The published transcript roster is very popular with singers who enjoy
knowing where they are in the queue, especially at a larger sing. It's the
equivalent of noticing that you're sitting at 6 o'clock and the twig's only
at 2 o'clock, so you can nip down to the bar for a pint without losing your
Don't be surprised if your singers ask that the roster link be posted
frequently to the chat throughout the session. Chats get wordy, and singers
don't want to waste valuable singing time scrolling when they can ask to
have a new link posted. Sadly, Zoom does not as yet have a Pinned Post
feature like Facebook Chat, so the easiest thing to do is to keep the URL
on the clipboard for a lightning copy/paste.
This can backfire for mobile users. Remember I said it was a messy URL?
It's long, full of special characters, and doesn't work if the line wraps.
Our singers got frustrated with that, so first I made a TinyURL with a
permalink http://tinyurl.com/mermaidstavernballadroster and then later
http://balladroster.mermaidstavern.com. We also have
chanteyroster.mermaidstavern.com and openmicroster.mermaidstavern.com. Your
mileage may vary, and for a small sing this is overkill. But we draw 25-40
singers a session, so we evolved these models quickly as our session grew.
Back to the Circle Sing
Once people can see the queue as well as hear it, we are as close as we may
get online to a Circle Sing model. All singers can tell visually at any
time where they are "around the room," check to see who's singing now, and
"count twigs" until it's their turn. The compere can mention to visually
impaired singers that they are #25 and we are currently at #15. Everyone
can confirm that their name is spelled right and their contribution is
correctly recorded, and anyone can search the history of the sing to see
what they sang last time and whether a particular song has been sung
recently. Interestingly, this is what singers want to ask the compere
rather than each other, so it saves some on-mic time as well. The roster
becomes the collective memory of the compere rather than having to remember
who last sang Barrett's Privateers and if anyone's sung Claudy Banks yet.
How do you run YOUR online song session? Write me at info(a)lynnoel.com and
tell me what model you use and what special sauce you've developed for Zoom
Hi, everyone! My name is Olivia Barry. I am a member of the CDSS Community
Culture & Safety Task Group (CCSTG). We are a volunteer group of board and
community members working to compile a set of resources and examples for
folk who are ready to dive in to work on safety of all kinds on the dance
floor or music circle. An important element of such an effort is a *Statement
of Community Values*. The goal of this statement is to identify core

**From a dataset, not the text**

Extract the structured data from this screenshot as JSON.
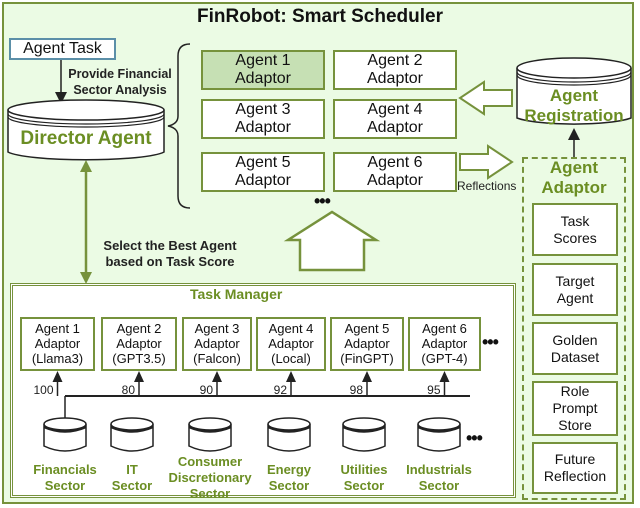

values for a local group. Core values communicate to the outside world what
is important to you and what people can expect from your organization or
events. In our last strategic planning process, CDSS identified core values

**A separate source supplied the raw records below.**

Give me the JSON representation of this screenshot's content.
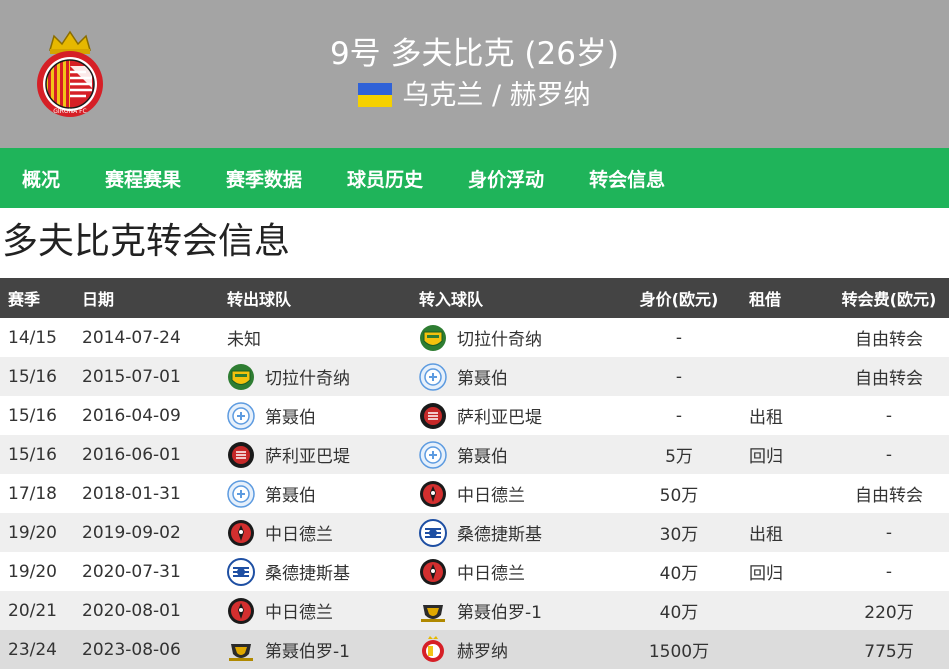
{
  "header": {
    "title": "9号 多夫比克 (26岁)",
    "nationality": "乌克兰 / 赫罗纳",
    "flag_colors": [
      "#2f62d8",
      "#f5d100"
    ],
    "club_logo_icon": "girona-fc-crest",
    "club_logo_text": "GIRONA FC"
  },
  "nav": {
    "tabs": [
      "概况",
      "赛程赛果",
      "赛季数据",
      "球员历史",
      "身价浮动",
      "转会信息"
    ]
  },
  "section_title": "多夫比克转会信息",
  "table": {
    "columns": [
      "赛季",
      "日期",
      "转出球队",
      "转入球队",
      "身价(欧元)",
      "租借",
      "转会费(欧元)"
    ],
    "rows": [
      {
        "season": "14/15",
        "date": "2014-07-24",
        "from": "未知",
        "from_icon": "",
        "to": "切拉什奇纳",
        "to_icon": "cherkashchyna-crest",
        "value": "-",
        "loan": "",
        "fee": "自由转会"
      },
      {
        "season": "15/16",
        "date": "2015-07-01",
        "from": "切拉什奇纳",
        "from_icon": "cherkashchyna-crest",
        "to": "第聂伯",
        "to_icon": "dnipro-crest",
        "value": "-",
        "loan": "",
        "fee": "自由转会"
      },
      {
        "season": "15/16",
        "date": "2016-04-09",
        "from": "第聂伯",
        "from_icon": "dnipro-crest",
        "to": "萨利亚巴堤",
        "to_icon": "sarpsborg-crest",
        "value": "-",
        "loan": "出租",
        "fee": "-"
      },
      {
        "season": "15/16",
        "date": "2016-06-01",
        "from": "萨利亚巴堤",
        "from_icon": "sarpsborg-crest",
        "to": "第聂伯",
        "to_icon": "dnipro-crest",
        "value": "5万",
        "loan": "回归",
        "fee": "-"
      },
      {
        "season": "17/18",
        "date": "2018-01-31",
        "from": "第聂伯",
        "from_icon": "dnipro-crest",
        "to": "中日德兰",
        "to_icon": "midtjylland-crest",
        "value": "50万",
        "loan": "",
        "fee": "自由转会"
      },
      {
        "season": "19/20",
        "date": "2019-09-02",
        "from": "中日德兰",
        "from_icon": "midtjylland-crest",
        "to": "桑德捷斯基",
        "to_icon": "sonderjyske-crest",
        "value": "30万",
        "loan": "出租",
        "fee": "-"
      },
      {
        "season": "19/20",
        "date": "2020-07-31",
        "from": "桑德捷斯基",
        "from_icon": "sonderjyske-crest",
        "to": "中日德兰",
        "to_icon": "midtjylland-crest",
        "value": "40万",
        "loan": "回归",
        "fee": "-"
      },
      {
        "season": "20/21",
        "date": "2020-08-01",
        "from": "中日德兰",
        "from_icon": "midtjylland-crest",
        "to": "第聂伯罗-1",
        "to_icon": "dnipro1-crest",
        "value": "40万",
        "loan": "",
        "fee": "220万"
      },
      {
        "season": "23/24",
        "date": "2023-08-06",
        "from": "第聂伯罗-1",
        "from_icon": "dnipro1-crest",
        "to": "赫罗纳",
        "to_icon": "girona-crest",
        "value": "1500万",
        "loan": "",
        "fee": "775万"
      }
    ]
  },
  "colors": {
    "header_bg": "#a4a4a4",
    "nav_bg": "#1fb45a",
    "table_head_bg": "#444444",
    "row_alt_bg": "#efefef"
  }
}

for our work and we want to help local groups do the same.
To assist groups in creating such a statement, the CCSTG aims to create a
clearinghouse of samples for local communities across our constituency, and
to synthesize existing examples into a succinct template or writing guide
to help groups develop a statement of their own. We are asking our
communities to fill out a short survey related to content that has already
been developed surrounding your *community's values* to serve as examples.
Other topics will be developed as this work unfolds, and we'll be sending
additional short surveys as well as progress reports in the coming months.
Please take a moment to fill out the survey to help identify who among you
has resources on this topic that might be valuable to others:
Thank you in advance for any and all information you share! We hope this
project will reflect and support the greater music, song, and dance
community. If you would like to contact us with questions or content,
please email CDSS.SafetyTG(a)gmail.com!
Have a wonderful weekend,
CDSS CCSTG Community Member